Goal of the exercise.
Give only the number of lines in these records that include "frame".

Stored data entries
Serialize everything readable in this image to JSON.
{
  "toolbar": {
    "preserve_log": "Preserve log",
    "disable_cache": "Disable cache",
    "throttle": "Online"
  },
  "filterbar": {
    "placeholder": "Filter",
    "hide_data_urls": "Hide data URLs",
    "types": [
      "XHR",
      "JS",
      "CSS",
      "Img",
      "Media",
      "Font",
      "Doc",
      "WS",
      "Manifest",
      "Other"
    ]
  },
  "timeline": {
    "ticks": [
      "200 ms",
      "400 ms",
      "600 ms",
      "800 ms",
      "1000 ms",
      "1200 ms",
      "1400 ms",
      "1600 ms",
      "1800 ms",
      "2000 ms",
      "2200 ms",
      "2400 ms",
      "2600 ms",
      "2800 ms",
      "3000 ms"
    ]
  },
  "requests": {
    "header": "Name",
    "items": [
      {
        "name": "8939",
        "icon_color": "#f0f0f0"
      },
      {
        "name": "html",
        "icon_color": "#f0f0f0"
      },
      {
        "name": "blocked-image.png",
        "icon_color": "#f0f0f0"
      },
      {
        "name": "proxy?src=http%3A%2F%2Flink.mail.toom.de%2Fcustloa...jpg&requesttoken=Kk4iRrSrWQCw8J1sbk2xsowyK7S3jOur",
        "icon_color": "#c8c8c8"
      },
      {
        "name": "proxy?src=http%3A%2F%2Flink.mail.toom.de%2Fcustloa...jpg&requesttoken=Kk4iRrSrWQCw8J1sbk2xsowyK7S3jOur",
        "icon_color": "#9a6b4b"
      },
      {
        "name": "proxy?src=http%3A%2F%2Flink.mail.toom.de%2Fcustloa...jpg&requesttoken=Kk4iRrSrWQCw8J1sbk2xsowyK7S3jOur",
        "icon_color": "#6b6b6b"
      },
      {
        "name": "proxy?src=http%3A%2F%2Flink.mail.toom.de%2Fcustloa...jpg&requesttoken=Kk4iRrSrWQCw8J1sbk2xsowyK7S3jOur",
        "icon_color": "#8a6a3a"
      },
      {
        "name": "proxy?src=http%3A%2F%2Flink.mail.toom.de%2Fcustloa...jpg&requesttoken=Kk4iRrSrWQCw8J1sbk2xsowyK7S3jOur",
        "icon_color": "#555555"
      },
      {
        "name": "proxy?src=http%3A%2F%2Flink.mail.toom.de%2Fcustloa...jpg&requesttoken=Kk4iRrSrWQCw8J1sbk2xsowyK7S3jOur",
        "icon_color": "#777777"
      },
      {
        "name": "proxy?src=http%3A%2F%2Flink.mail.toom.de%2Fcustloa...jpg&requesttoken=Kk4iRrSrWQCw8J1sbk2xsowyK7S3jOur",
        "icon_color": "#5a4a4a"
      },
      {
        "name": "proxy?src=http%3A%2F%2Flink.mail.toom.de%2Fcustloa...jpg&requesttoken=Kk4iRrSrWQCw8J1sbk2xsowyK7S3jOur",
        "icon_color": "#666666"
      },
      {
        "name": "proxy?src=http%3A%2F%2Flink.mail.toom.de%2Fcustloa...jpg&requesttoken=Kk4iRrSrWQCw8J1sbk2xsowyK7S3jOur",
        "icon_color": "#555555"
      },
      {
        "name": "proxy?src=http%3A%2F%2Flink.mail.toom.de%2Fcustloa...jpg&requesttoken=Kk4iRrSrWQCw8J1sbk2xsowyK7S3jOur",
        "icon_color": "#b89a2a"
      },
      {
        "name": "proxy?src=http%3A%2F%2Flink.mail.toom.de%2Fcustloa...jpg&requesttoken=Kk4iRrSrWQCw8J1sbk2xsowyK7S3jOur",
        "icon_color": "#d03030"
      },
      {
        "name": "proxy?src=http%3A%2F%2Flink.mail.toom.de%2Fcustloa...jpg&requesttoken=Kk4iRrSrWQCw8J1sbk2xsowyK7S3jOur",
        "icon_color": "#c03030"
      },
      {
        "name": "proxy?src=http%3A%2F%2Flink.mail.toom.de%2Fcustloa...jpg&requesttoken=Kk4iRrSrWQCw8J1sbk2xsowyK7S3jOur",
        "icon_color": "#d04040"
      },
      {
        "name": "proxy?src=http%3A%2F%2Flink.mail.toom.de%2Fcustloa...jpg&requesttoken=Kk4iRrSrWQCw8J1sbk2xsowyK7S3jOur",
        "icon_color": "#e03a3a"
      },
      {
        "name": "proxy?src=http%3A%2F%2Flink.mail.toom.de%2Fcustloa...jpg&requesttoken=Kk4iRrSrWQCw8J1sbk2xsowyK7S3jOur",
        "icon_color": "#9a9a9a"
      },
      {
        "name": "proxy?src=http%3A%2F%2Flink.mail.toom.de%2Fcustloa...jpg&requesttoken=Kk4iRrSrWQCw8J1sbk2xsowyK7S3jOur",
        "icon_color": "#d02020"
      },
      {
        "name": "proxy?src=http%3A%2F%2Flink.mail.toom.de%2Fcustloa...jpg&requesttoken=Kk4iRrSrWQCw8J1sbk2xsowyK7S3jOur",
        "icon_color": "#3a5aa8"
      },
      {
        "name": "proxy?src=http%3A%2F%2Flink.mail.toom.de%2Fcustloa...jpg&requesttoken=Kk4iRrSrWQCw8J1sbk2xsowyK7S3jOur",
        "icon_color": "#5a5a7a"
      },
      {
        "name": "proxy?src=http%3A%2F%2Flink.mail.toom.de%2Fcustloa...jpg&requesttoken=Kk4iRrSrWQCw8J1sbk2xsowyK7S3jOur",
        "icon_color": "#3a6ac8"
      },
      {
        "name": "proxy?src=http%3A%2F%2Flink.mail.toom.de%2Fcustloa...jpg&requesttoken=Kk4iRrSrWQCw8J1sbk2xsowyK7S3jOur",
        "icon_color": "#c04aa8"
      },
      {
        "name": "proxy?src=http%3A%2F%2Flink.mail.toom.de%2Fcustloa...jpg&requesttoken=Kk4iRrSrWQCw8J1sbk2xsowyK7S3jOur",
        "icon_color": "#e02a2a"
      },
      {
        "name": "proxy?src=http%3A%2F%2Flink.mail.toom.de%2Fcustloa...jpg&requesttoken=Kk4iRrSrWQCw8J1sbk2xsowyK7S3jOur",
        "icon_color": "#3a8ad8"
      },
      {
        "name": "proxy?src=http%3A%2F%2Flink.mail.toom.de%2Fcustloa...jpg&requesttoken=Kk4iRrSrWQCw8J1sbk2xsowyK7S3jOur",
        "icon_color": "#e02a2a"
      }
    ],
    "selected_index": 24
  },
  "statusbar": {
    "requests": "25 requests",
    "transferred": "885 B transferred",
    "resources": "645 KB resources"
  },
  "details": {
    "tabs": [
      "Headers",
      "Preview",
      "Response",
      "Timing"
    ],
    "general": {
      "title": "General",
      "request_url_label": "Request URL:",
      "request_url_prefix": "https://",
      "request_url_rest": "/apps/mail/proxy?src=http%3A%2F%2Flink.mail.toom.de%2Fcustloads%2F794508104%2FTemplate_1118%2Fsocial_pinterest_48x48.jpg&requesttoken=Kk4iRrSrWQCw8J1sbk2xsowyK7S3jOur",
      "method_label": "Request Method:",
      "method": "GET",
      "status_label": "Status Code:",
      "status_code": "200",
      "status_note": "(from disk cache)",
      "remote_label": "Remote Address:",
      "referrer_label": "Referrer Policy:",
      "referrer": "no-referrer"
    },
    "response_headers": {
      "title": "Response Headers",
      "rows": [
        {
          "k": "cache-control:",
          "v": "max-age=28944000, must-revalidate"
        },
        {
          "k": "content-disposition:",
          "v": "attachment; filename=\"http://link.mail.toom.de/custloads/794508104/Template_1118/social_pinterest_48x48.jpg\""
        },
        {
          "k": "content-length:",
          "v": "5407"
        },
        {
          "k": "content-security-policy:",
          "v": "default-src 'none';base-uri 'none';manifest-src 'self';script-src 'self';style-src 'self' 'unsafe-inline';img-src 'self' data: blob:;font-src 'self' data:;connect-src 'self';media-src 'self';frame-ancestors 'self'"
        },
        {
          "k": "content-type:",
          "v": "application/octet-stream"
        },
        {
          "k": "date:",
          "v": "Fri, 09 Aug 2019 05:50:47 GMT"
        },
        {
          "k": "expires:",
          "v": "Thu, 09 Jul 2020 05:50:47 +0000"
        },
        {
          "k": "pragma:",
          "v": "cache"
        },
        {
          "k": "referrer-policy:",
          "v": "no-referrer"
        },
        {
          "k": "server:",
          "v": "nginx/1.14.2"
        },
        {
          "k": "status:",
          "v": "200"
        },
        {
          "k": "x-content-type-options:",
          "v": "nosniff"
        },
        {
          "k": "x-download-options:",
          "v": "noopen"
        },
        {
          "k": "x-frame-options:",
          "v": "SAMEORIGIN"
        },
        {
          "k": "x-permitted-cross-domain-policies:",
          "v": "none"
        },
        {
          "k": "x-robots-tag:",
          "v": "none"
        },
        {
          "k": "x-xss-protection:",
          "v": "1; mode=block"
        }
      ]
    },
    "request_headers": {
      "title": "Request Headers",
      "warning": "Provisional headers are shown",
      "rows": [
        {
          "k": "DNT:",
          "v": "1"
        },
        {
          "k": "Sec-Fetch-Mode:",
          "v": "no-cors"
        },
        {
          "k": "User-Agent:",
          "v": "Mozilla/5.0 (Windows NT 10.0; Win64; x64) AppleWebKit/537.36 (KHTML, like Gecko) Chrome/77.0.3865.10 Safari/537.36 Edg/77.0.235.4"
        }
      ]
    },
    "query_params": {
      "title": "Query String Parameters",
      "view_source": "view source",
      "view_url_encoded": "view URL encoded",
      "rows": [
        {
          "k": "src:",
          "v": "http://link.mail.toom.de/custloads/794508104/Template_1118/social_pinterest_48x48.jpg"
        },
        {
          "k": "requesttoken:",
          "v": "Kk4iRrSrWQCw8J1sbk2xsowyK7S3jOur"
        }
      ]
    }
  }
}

Reply to the exercise.
2